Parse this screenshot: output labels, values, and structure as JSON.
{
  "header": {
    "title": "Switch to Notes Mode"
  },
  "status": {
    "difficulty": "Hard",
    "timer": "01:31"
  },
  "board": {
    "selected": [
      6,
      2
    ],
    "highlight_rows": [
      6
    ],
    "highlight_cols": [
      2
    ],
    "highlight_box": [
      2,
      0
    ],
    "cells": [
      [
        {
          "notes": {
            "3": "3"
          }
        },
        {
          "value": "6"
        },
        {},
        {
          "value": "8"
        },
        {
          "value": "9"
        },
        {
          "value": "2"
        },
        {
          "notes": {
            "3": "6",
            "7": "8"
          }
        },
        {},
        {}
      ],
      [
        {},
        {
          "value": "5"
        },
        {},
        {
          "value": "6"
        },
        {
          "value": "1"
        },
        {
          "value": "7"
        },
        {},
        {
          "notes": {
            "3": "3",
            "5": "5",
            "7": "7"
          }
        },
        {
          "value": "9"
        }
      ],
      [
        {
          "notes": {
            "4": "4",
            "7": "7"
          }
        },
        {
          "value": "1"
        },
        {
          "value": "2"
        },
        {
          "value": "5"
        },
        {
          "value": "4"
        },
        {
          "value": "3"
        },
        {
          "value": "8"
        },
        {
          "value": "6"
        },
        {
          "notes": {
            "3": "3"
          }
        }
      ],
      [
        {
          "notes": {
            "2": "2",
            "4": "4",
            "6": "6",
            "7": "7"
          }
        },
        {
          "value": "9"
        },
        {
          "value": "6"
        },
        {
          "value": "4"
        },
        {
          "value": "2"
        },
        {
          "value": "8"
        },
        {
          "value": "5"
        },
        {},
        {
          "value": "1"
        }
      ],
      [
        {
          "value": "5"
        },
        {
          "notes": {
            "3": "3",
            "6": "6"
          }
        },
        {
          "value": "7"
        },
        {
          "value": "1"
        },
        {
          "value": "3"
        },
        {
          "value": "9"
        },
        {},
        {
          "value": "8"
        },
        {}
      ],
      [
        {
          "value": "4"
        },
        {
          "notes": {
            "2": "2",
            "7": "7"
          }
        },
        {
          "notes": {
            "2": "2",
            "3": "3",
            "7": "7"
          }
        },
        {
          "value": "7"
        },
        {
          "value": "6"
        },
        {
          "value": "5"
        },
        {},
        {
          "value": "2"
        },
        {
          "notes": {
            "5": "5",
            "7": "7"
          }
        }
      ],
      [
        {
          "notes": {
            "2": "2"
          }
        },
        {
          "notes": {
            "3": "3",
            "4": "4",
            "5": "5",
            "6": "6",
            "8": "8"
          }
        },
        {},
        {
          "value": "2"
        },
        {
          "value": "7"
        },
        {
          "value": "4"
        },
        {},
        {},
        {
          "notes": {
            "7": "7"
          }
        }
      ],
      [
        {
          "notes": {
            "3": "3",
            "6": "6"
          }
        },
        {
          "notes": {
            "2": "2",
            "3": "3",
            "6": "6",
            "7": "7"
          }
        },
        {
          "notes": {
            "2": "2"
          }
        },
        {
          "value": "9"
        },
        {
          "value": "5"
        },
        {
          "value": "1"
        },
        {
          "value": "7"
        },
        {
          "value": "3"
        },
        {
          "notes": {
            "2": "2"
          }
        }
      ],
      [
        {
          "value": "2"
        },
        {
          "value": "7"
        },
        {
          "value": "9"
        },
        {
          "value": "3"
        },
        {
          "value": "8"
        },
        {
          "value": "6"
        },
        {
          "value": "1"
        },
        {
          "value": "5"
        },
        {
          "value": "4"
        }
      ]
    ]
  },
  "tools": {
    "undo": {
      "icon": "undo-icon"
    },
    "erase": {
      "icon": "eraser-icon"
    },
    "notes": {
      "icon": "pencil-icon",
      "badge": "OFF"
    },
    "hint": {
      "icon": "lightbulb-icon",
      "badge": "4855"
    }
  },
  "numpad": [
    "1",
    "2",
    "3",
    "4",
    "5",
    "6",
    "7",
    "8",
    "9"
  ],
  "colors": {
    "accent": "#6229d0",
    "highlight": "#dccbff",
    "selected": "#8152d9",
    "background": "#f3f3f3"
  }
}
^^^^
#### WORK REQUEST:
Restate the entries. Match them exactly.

#### COMPLETED TASK:
Parse this screenshot: output labels, values, and structure as JSON.
{
  "header": {
    "title": "Switch to Notes Mode"
  },
  "status": {
    "difficulty": "Hard",
    "timer": "01:31"
  },
  "board": {
    "selected": [
      6,
      2
    ],
    "highlight_rows": [
      6
    ],
    "highlight_cols": [
      2
    ],
    "highlight_box": [
      2,
      0
    ],
    "cells": [
      [
        {
          "notes": {
            "3": "3"
          }
        },
        {
          "value": "6"
        },
        {},
        {
          "value": "8"
        },
        {
          "value": "9"
        },
        {
          "value": "2"
        },
        {
          "notes": {
            "3": "6",
            "7": "8"
          }
        },
        {},
        {}
      ],
      [
        {},
        {
          "value": "5"
        },
        {},
        {
          "value": "6"
        },
        {
          "value": "1"
        },
        {
          "value": "7"
        },
        {},
        {
          "notes": {
            "3": "3",
            "5": "5",
            "7": "7"
          }
        },
        {
          "value": "9"
        }
      ],
      [
        {
          "notes": {
            "4": "4",
            "7": "7"
          }
        },
        {
          "value": "1"
        },
        {
          "value": "2"
        },
        {
          "value": "5"
        },
        {
          "value": "4"
        },
        {
          "value": "3"
        },
        {
          "value": "8"
        },
        {
          "value": "6"
        },
        {
          "notes": {
            "3": "3"
          }
        }
      ],
      [
        {
          "notes": {
            "2": "2",
            "4": "4",
            "6": "6",
            "7": "7"
          }
        },
        {
          "value": "9"
        },
        {
          "value": "6"
        },
        {
          "value": "4"
        },
        {
          "value": "2"
        },
        {
          "value": "8"
        },
        {
          "value": "5"
        },
        {},
        {
          "value": "1"
        }
      ],
      [
        {
          "value": "5"
        },
        {
          "notes": {
            "3": "3",
            "6": "6"
          }
        },
        {
          "value": "7"
        },
        {
          "value": "1"
        },
        {
          "value": "3"
        },
        {
          "value": "9"
        },
        {},
        {
          "value": "8"
        },
        {}
      ],
      [
        {
          "value": "4"
        },
        {
          "notes": {
            "2": "2",
            "7": "7"
          }
        },
        {
          "notes": {
            "2": "2",
            "3": "3",
            "7": "7"
          }
        },
        {
          "value": "7"
        },
        {
          "value": "6"
        },
        {
          "value": "5"
        },
        {},
        {
          "value": "2"
        },
        {
          "notes": {
            "5": "5",
            "7": "7"
          }
        }
      ],
      [
        {
          "notes": {
            "2": "2"
          }
        },
        {
          "notes": {
            "3": "3",
            "4": "4",
            "5": "5",
            "6": "6",
            "8": "8"
          }
        },
        {},
        {
          "value": "2"
        },
        {
          "value": "7"
        },
        {
          "value": "4"
        },
        {},
        {},
        {
          "notes": {
            "7": "7"
          }
        }
      ],
      [
        {
          "notes": {
            "3": "3",
            "6": "6"
          }
        },
        {
          "notes": {
            "2": "2",
            "3": "3",
            "6": "6",
            "7": "7"
          }
        },
        {
          "notes": {
            "2": "2"
          }
        },
        {
          "value": "9"
        },
        {
          "value": "5"
        },
        {
          "value": "1"
        },
        {
          "value": "7"
        },
        {
          "value": "3"
        },
        {
          "notes": {
            "2": "2"
          }
        }
      ],
      [
        {
          "value": "2"
        },
        {
          "value": "7"
        },
        {
          "value": "9"
        },
        {
          "value": "3"
        },
        {
          "value": "8"
        },
        {
          "value": "6"
        },
        {
          "value": "1"
        },
        {
          "value": "5"
        },
        {
          "value": "4"
        }
      ]
    ]
  },
  "tools": {
    "undo": {
      "icon": "undo-icon"
    },
    "erase": {
      "icon": "eraser-icon"
    },
    "notes": {
      "icon": "pencil-icon",
      "badge": "OFF"
    },
    "hint": {
      "icon": "lightbulb-icon",
      "badge": "4855"
    }
  },
  "numpad": [
    "1",
    "2",
    "3",
    "4",
    "5",
    "6",
    "7",
    "8",
    "9"
  ],
  "colors": {
    "accent": "#6229d0",
    "highlight": "#dccbff",
    "selected": "#8152d9",
    "background": "#f3f3f3"
  }
}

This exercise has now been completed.